I've been in conversation with DanielR at the Daily Episcopalian regarding the different perspectives of liberal and conservative Christians on major political issues. For some reason I've been unable to post my latest response to him on that site, so I'm putting it up here for him to see if he's interested:
Daniel, I'm impressed. I was thinking that there wasn't much more we were going to be able to say to each other, but you substantially altered the tone of the discussion and now there's lots of room to keep talking.
I think that a large part of our disagreement stems from different perspectives on the unborn child and what is done when a woman has an abortion. You say abortion is a tragedy. How big a tragedy is it? What would you honestly compare it to, and what would you say is the magnitude of the loss resulting from having an abortion? When we have clearly answered this question, it will be easier to say what Jesus would do when presented with the option of having a young girl have an abortion.
Regarding your concern for the woman who's been raped, it is also worth looking at the side of the child conceived by the rape. Here's a story of one at least who's glad she wasn't aborted: http://www.righttoliferoch.org/nforgotten.htm, and here's the organization she founded: http://www.stigmatized.org/information.htm

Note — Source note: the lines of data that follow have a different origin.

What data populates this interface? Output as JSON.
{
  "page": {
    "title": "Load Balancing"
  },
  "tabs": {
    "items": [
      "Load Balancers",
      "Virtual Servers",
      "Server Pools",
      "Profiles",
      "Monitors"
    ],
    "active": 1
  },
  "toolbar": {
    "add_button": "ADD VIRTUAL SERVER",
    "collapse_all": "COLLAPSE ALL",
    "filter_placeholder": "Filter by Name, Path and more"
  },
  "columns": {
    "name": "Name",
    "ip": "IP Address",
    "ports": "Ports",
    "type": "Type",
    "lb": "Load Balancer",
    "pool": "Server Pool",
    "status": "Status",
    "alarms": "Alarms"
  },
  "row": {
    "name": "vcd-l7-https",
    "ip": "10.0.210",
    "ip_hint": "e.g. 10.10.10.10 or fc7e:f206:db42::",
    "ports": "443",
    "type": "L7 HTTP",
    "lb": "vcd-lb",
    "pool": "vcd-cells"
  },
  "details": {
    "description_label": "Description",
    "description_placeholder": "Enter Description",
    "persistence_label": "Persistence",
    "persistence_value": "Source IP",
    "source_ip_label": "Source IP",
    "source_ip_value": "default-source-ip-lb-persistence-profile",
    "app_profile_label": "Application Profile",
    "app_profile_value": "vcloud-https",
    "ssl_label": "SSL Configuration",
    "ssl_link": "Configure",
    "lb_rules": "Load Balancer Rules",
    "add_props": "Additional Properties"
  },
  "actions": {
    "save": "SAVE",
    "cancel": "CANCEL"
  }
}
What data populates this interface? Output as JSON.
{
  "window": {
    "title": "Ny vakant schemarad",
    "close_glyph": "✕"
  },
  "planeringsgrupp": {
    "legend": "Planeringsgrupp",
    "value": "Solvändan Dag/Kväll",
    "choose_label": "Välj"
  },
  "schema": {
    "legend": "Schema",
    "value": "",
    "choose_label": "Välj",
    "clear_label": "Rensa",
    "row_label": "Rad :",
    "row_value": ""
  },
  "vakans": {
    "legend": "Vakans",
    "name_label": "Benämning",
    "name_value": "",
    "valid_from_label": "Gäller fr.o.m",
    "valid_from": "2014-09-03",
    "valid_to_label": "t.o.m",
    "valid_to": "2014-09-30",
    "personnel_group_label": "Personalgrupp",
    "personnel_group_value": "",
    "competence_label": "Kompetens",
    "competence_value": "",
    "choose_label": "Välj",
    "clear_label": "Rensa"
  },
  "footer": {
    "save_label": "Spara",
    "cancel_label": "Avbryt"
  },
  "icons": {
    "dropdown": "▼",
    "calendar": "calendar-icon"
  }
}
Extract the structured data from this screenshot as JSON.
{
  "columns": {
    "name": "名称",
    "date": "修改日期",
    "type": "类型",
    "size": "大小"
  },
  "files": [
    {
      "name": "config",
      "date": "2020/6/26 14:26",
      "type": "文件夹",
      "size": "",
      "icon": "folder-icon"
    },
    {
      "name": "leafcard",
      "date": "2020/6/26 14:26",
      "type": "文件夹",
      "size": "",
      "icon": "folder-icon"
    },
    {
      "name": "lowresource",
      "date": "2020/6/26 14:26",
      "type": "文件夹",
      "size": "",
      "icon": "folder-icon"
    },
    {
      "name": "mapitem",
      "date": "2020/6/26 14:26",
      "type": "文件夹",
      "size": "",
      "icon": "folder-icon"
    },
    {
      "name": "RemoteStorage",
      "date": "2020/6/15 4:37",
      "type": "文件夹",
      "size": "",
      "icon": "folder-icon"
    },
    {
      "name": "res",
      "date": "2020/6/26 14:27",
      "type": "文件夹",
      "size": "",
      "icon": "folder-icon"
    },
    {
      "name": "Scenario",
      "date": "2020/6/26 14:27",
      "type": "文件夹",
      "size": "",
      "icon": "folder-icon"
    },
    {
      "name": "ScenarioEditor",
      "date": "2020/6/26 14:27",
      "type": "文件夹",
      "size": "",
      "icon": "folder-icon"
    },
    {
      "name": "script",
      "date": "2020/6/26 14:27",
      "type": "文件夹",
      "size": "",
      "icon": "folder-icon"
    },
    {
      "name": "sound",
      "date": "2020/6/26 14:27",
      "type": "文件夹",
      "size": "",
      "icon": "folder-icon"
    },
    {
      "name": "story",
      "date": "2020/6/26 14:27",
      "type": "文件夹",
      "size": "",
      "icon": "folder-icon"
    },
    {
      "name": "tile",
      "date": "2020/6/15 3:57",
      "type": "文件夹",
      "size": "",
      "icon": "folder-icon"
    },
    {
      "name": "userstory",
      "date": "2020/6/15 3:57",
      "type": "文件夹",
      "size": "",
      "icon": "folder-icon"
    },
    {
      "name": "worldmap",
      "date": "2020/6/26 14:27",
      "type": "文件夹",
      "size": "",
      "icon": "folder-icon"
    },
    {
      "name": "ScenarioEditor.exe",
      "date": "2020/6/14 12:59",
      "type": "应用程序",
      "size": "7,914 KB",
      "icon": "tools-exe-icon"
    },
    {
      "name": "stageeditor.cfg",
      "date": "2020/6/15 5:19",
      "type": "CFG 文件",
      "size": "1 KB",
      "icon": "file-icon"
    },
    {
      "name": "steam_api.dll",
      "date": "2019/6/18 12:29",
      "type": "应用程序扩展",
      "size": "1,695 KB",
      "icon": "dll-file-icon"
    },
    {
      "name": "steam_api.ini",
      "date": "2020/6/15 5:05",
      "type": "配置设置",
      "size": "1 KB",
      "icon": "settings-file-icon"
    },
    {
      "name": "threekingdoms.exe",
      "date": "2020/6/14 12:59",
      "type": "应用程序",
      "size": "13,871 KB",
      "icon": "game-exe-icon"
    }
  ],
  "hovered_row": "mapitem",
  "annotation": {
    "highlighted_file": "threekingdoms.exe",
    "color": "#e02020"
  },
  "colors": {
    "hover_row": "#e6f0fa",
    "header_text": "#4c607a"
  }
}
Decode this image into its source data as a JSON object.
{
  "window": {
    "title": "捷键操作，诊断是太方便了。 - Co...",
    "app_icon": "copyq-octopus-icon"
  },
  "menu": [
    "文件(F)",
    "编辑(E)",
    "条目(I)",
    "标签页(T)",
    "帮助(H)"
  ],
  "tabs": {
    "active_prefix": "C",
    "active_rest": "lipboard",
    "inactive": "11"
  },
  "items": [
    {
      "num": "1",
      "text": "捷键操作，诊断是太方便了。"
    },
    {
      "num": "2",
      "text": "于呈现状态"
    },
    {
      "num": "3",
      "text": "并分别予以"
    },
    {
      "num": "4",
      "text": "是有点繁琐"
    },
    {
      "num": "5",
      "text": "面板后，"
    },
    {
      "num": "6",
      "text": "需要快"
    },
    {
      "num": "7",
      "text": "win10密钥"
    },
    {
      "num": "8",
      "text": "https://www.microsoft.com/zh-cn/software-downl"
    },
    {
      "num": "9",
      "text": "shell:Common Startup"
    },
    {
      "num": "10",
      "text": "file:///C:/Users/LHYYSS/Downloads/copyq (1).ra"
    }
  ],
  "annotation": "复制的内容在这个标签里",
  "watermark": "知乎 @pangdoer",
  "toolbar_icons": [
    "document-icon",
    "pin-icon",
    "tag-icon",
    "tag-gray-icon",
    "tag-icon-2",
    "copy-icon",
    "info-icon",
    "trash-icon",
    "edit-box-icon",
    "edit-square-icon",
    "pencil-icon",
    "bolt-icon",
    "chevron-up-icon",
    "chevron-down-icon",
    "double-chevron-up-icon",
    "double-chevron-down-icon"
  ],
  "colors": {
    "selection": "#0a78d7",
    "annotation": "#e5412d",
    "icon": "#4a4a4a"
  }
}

You say that you are not for unlimited unrestricted on-demand abortion, but that is in fact what the courts have required since Roe v. Wade. Would you be willing to see the Supreme Court rescinded Roe v. Wade and turn the responsibility for this decision back to the states? This would allow those states where public opinion runs strongly against abortion to pass laws like those of South Dakota, while permitting those states which support the current status quo to pass laws allowing minors to have abortions without their parents' knowledge or consent. As you've noted, this may not completely please the absolutists, but they would certainly be happier than they are now and they'd be free if they wished to continue the battle for the hearts and minds of individuals at the state level.
Your concern about children being unwanted or unloved has long been a standard argument for abortion, but there is no evidence that the children born since Roe v. Wade have felt more wanted or loved than they did before. If anything the trend appears to be in the opposite direction, with the evidence being that children are valued less than they were before. In some places, families with more than three children are now called "breeders" and are the objects of either pity or scorn. Under such circumstances we will certainly find it more difficult both to encourage women to keep children they would otherwise have aborted or to find people who are willing to adopt the children women cannot raise on their own. This is another reason why decisions on what laws to pass regarding abortion should be left to the states rather than enforced nationally. Those states whose people place a higher value on children will be the more likely to restrict abortion, but will also have a better environment into which children can be adopted.
Regarding evolution, I would teach something like the following: "The generally accepted view among scientists today is that life arose as a result of the random combination of non-living materials and that living creatures evolved to their current level of diversity by a process of natural selection from variations caused by the random mutation of the genes of previously existing creatures. While there is no doubt that the process of evolution caused by random mutation and natural selection (RM&NS) can cause variations among organisms, some scientists are not convinced that life could have spontaneously originated from non-living materials or that it could have acquired its more complex characteristics through RM&NS alone. Some who have expressed this doubt have suggested that it is only through the intervention of some kind of intelligence that life with the kind of complexity that we now see could have come into existence." Unfortunately, efforts to include statements like this in state curricula have so far been struck down as violations of the separation of church and state.
Regarding care for the poor, my wife and I support a small denominationally based organization located in downtown Los Angeles called "Hope Again" that does case management and counselling for people who want to get off the street and learn to take care of themselves. For a fraction of the cost of welfare, they have helped thousands of people get homes, get jobs and get their lives together again. Federal support of such organizations would doubtless be ruled a violation of the separation of church and state (and they might not want it anyhow if it meant the intrusion of federal supervision and regulation), but if I had my choice, I'd rather put my money into organizations like these than into federal programs any day. If the churches mobilize to form more organizations like these, I suspect we could do a lot more to combat systemic poverty than any number of federal programs could.
Laws like the South Dakota law against doctors performing abortions are not an intrusion into "our bedrooms and private lives," they are simply a restatement of the Hippocratic Oath (not, by the way, either a Christian or a Republican document), by which doctors have sworn for over 2000 years that they would "not give to a woman an abortive remedy" (http://www.pbs.org/wgbh/nova/doctors/oath_classical.html). You can do what you want in your bedroom in South Dakota, but if you don't like the results, you can't go to a doctor to "fix it."
The reason pro-life people can oppose abortion and support the death penalty at the same time is that we can tell the difference between innocent and guilty life. The unborn child is innocent of any crime, some people are guilty of crimes that are severe enough to warrant their being put to death. To say that someone could torture and murder a dozen people and not deserve the death penalty is to be guilty of an irreverance towards the lives of the victims.